• **Problem to solve**: Show, from the entries below, every line in which "Cluster" appears.

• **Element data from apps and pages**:
===============
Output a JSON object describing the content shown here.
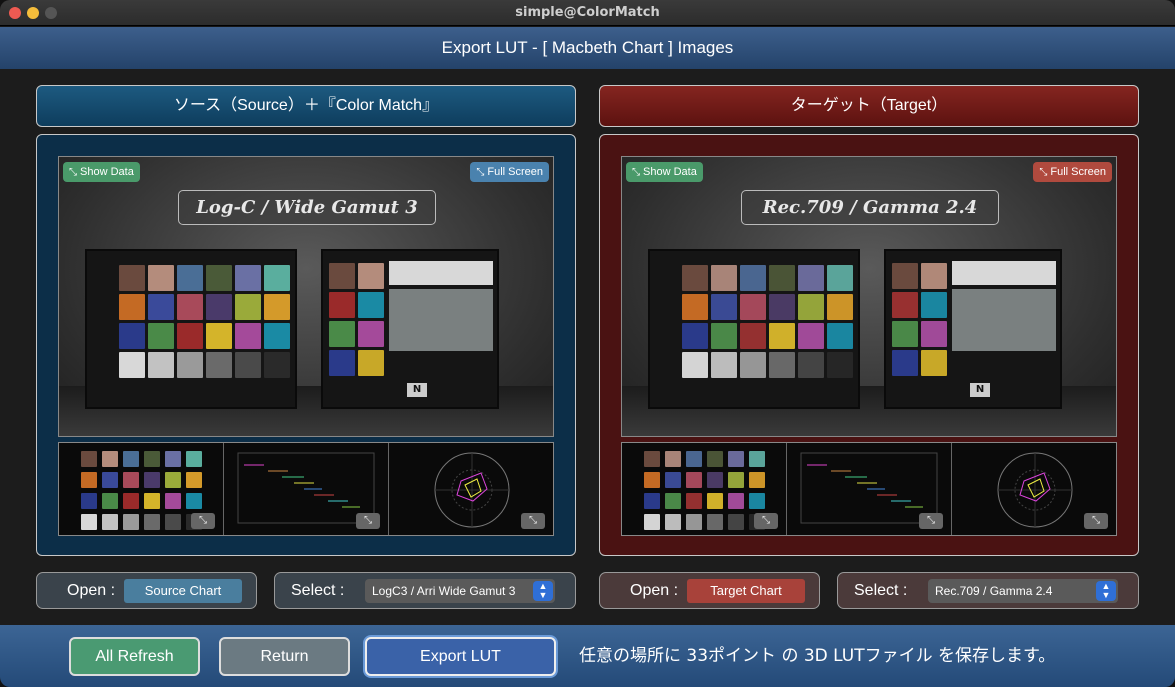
{
  "window": {
    "title": "simple@ColorMatch"
  },
  "header": {
    "title": "Export LUT - [ Macbeth Chart ] Images"
  },
  "source": {
    "panel_title": "ソース（Source）＋『Color Match』",
    "show_data_label": "Show Data",
    "full_screen_label": "Full Screen",
    "image_label": "Log-C / Wide Gamut 3",
    "open_caption": "Open :",
    "open_button": "Source Chart",
    "select_caption": "Select :",
    "select_value": "LogC3 / Arri Wide Gamut 3",
    "chart_n": "N",
    "patches": [
      "#6a4a3e",
      "#b48c7c",
      "#4a6e96",
      "#4a5a38",
      "#6a70a4",
      "#5aae9e",
      "#c46a24",
      "#3a4a9a",
      "#a84a5a",
      "#4a3a6a",
      "#9aaa3a",
      "#d49a2a",
      "#2a3a8a",
      "#4a8a48",
      "#9a2a2a",
      "#d4b42a",
      "#a44a9a",
      "#1a8aa4",
      "#d8d8d8",
      "#c2c2c2",
      "#9a9a9a",
      "#6a6a6a",
      "#4a4a4a",
      "#2a2a2a"
    ],
    "side_patches": [
      "#6a4a3e",
      "#b48c7c",
      "#9a2a2a",
      "#1a8aa4",
      "#4a8a48",
      "#a44a9a",
      "#2a3a8a",
      "#c8a828"
    ]
  },
  "target": {
    "panel_title": "ターゲット（Target）",
    "show_data_label": "Show Data",
    "full_screen_label": "Full Screen",
    "image_label": "Rec.709 / Gamma 2.4",
    "open_caption": "Open :",
    "open_button": "Target Chart",
    "select_caption": "Select :",
    "select_value": "Rec.709 / Gamma 2.4",
    "chart_n": "N",
    "patches": [
      "#6a4a3e",
      "#a88478",
      "#4a6690",
      "#4a5436",
      "#6a6a9a",
      "#5aa49a",
      "#c46a24",
      "#3a4a94",
      "#a4485a",
      "#4a3a64",
      "#94a43a",
      "#cc9428",
      "#2a3a8a",
      "#4a8848",
      "#943030",
      "#d0b02a",
      "#a04a98",
      "#1a86a0",
      "#d4d4d4",
      "#bcbcbc",
      "#969696",
      "#686868",
      "#444444",
      "#262626"
    ],
    "side_patches": [
      "#6a4a3e",
      "#b08878",
      "#983030",
      "#1a86a0",
      "#4a8848",
      "#a04a98",
      "#2a3a8a",
      "#c8a828"
    ]
  },
  "footer": {
    "all_refresh": "All Refresh",
    "return": "Return",
    "export_lut": "Export LUT",
    "note": "任意の場所に 33ポイント の 3D LUTファイル を保存します。"
  }
}
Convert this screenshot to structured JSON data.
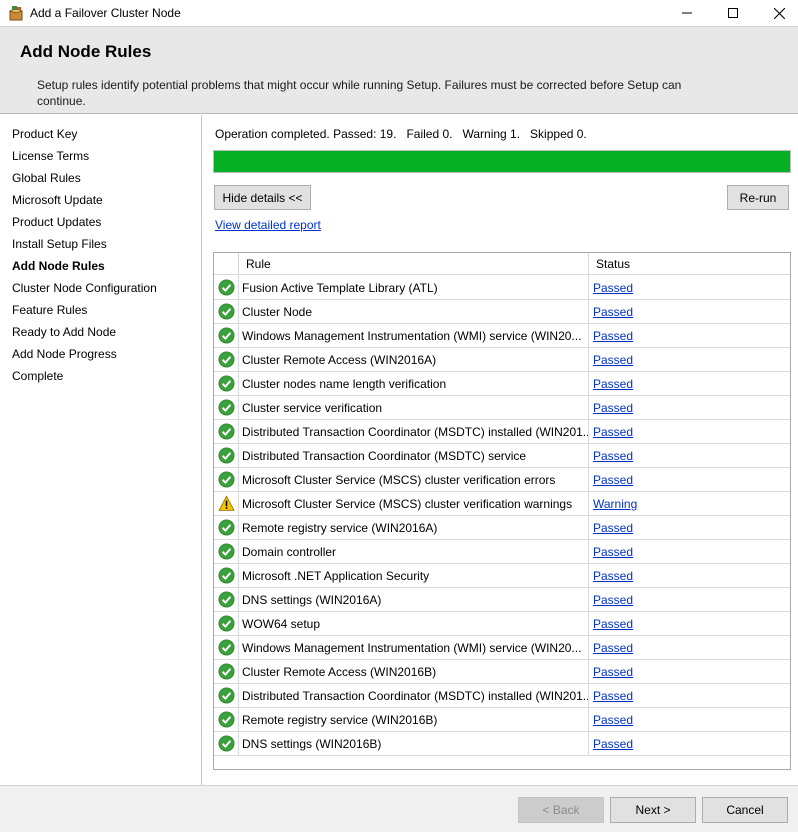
{
  "window": {
    "title": "Add a Failover Cluster Node",
    "icon": "setup-box-icon"
  },
  "header": {
    "title": "Add Node Rules",
    "description": "Setup rules identify potential problems that might occur while running Setup. Failures must be corrected before Setup can continue."
  },
  "nav": {
    "items": [
      {
        "label": "Product Key",
        "active": false
      },
      {
        "label": "License Terms",
        "active": false
      },
      {
        "label": "Global Rules",
        "active": false
      },
      {
        "label": "Microsoft Update",
        "active": false
      },
      {
        "label": "Product Updates",
        "active": false
      },
      {
        "label": "Install Setup Files",
        "active": false
      },
      {
        "label": "Add Node Rules",
        "active": true
      },
      {
        "label": "Cluster Node Configuration",
        "active": false
      },
      {
        "label": "Feature Rules",
        "active": false
      },
      {
        "label": "Ready to Add Node",
        "active": false
      },
      {
        "label": "Add Node Progress",
        "active": false
      },
      {
        "label": "Complete",
        "active": false
      }
    ]
  },
  "summary": {
    "status_line": "Operation completed. Passed: 19.   Failed 0.   Warning 1.   Skipped 0.",
    "progress_fraction": 1.0,
    "progress_color": "#06b025"
  },
  "actions": {
    "hide_details": "Hide details <<",
    "rerun": "Re-run",
    "view_report": "View detailed report"
  },
  "table": {
    "headers": {
      "rule": "Rule",
      "status": "Status"
    },
    "rows": [
      {
        "rule": "Fusion Active Template Library (ATL)",
        "status": "Passed",
        "icon": "check-icon"
      },
      {
        "rule": "Cluster Node",
        "status": "Passed",
        "icon": "check-icon"
      },
      {
        "rule": "Windows Management Instrumentation (WMI) service (WIN20...",
        "status": "Passed",
        "icon": "check-icon"
      },
      {
        "rule": "Cluster Remote Access (WIN2016A)",
        "status": "Passed",
        "icon": "check-icon"
      },
      {
        "rule": "Cluster nodes name length verification",
        "status": "Passed",
        "icon": "check-icon"
      },
      {
        "rule": "Cluster service verification",
        "status": "Passed",
        "icon": "check-icon"
      },
      {
        "rule": "Distributed Transaction Coordinator (MSDTC) installed (WIN201...",
        "status": "Passed",
        "icon": "check-icon"
      },
      {
        "rule": "Distributed Transaction Coordinator (MSDTC) service",
        "status": "Passed",
        "icon": "check-icon"
      },
      {
        "rule": "Microsoft Cluster Service (MSCS) cluster verification errors",
        "status": "Passed",
        "icon": "check-icon"
      },
      {
        "rule": "Microsoft Cluster Service (MSCS) cluster verification warnings",
        "status": "Warning",
        "icon": "warning-icon"
      },
      {
        "rule": "Remote registry service (WIN2016A)",
        "status": "Passed",
        "icon": "check-icon"
      },
      {
        "rule": "Domain controller",
        "status": "Passed",
        "icon": "check-icon"
      },
      {
        "rule": "Microsoft .NET Application Security",
        "status": "Passed",
        "icon": "check-icon"
      },
      {
        "rule": "DNS settings (WIN2016A)",
        "status": "Passed",
        "icon": "check-icon"
      },
      {
        "rule": "WOW64 setup",
        "status": "Passed",
        "icon": "check-icon"
      },
      {
        "rule": "Windows Management Instrumentation (WMI) service (WIN20...",
        "status": "Passed",
        "icon": "check-icon"
      },
      {
        "rule": "Cluster Remote Access (WIN2016B)",
        "status": "Passed",
        "icon": "check-icon"
      },
      {
        "rule": "Distributed Transaction Coordinator (MSDTC) installed (WIN201...",
        "status": "Passed",
        "icon": "check-icon"
      },
      {
        "rule": "Remote registry service (WIN2016B)",
        "status": "Passed",
        "icon": "check-icon"
      },
      {
        "rule": "DNS settings (WIN2016B)",
        "status": "Passed",
        "icon": "check-icon"
      }
    ]
  },
  "footer": {
    "back": "< Back",
    "next": "Next >",
    "cancel": "Cancel"
  },
  "colors": {
    "link": "#0033cc",
    "passed_icon": "#3ca13c",
    "warning_icon": "#f5c400"
  }
}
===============
• **Reply**:
    "title": "Add a Failover Cluster Node",
        "label": "Cluster Node Configuration",
        "rule": "Cluster Node",
        "rule": "Cluster Remote Access (WIN2016A)",
        "rule": "Cluster nodes name length verification",
        "rule": "Cluster service verification",
        "rule": "Microsoft Cluster Service (MSCS) cluster verification errors",
        "rule": "Microsoft Cluster Service (MSCS) cluster verification warnings",
        "rule": "Cluster Remote Access (WIN2016B)",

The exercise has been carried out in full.